As it currently stands, this question is not a good fit for our Q&A format. We expect answers to be supported by facts, references, or expertise, but this question will likely solicit debate, arguments, polling, or extended discussion. If you feel that this question can be improved and possibly reopened, visit the help center for guidance.If this question can be reworded to fit the rules in the help center, please edit the question.
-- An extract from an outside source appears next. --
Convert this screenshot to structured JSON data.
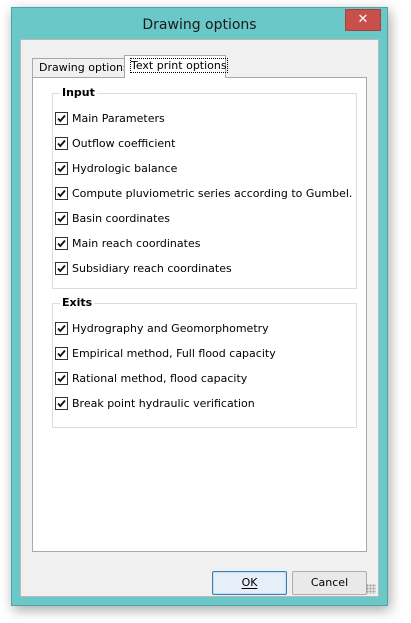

1  
Did you read the SO rules? –  Dan Bracuk Apr 20 '13 at 20:14
    
@DanBracuk: lol! –  Westie Apr 20 '13 at 20:14
    
I don't know if you're using Oracle, but this thread is a pretty good read. –  Westie Apr 20 '13 at 20:18
    
at least he got his answer before the question got closed. –  Dan Bracuk Apr 20 '13 at 20:40
    
@DanBracuk - Is there any way i could have improved this question or is it just "bad"? Perhaps this would make it worth re-opening - So an index is just a way to sort data in a column and keep that sort order handy for quickly accessing the column elements ? If we update a non-indexed column, then performance should not be affected, right ? –  david blaine Apr 20 '13 at 20:42

2 Answers 2

up vote 9 down vote accepted

Yes it's correct.

Indexes make select queries run faster. However, whenever you write you your tables, the indexes have to be updated as well, and that takes time.

share|improve this answer
1  
Just to add: obviously the more indexes you have, the slower the process becomes. –  Westie Apr 20 '13 at 20:14
1  
only makes select queries run faster of the where clause has columns that have indexes ... –  tgkprog Apr 20 '13 at 20:16
    
google.co.in/…? replace sql with your database name like my-sql –  tgkprog Apr 20 '13 at 20:18
    
So an index is just a way to sort data in a column and keep that sort order handy for quickly accessing the column elements ? If we update a non-indexed column, then performance should not be affected, right ? –  david blaine Apr 20 '13 at 20:20
1  
@davidblaine: for MVCC databases (Postgres, MySQL/Innodb and some others), index would have to be updated even if you update non-indexed column –  mvp Apr 20 '13 at 20:24

YES

It is important to know how the indexes work.

The indexes (you create) are secondary and most often using B+ trees or something similar. The values in these trees point to records you have in your database so the SELECT clauses using the indexed columns are faster as they can be found quickly in the tree (faster than just checking each line) but the update, insert and delete in the database needs also the indexes to be updated which slows the process.

share|improve this answer

Not the answer you're looking for? Browse other questions tagged or ask your own question.